-- Opening Marker --

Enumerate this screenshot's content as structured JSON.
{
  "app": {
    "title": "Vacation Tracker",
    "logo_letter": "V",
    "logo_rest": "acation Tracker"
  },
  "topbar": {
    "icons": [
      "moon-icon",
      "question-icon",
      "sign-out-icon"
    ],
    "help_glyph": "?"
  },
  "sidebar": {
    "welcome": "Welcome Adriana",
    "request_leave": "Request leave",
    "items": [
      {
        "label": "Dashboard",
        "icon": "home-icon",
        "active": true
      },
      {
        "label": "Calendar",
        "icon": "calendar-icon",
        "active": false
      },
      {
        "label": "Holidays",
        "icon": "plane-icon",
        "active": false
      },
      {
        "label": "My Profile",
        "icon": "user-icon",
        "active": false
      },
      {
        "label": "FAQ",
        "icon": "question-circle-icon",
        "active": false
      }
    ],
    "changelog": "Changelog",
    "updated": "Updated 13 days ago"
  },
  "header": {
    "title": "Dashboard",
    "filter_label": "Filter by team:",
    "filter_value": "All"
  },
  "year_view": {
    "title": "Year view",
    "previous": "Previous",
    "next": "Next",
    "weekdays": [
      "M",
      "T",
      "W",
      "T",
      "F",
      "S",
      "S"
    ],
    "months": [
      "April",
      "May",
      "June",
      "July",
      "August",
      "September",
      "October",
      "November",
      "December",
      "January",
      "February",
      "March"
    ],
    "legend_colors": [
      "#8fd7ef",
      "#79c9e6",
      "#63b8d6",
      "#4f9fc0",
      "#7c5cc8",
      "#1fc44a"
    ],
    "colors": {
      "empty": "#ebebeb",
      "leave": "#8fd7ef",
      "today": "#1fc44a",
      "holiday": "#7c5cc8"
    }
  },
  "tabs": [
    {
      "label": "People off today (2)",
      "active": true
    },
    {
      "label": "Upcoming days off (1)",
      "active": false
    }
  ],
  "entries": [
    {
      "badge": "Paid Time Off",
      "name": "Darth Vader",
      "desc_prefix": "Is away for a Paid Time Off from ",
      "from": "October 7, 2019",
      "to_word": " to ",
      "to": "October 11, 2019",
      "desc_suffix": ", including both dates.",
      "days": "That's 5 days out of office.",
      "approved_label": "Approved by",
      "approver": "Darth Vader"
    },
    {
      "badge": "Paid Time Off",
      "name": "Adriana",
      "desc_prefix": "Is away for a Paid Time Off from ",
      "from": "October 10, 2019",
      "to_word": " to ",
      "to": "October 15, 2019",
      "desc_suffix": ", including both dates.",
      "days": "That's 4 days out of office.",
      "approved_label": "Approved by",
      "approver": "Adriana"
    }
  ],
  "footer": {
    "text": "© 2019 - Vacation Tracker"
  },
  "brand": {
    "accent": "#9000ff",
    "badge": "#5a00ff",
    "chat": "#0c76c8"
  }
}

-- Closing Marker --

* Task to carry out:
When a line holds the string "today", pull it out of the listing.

* Answer for this exercise:
      "today": "#1fc44a",
      "label": "People off today (2)",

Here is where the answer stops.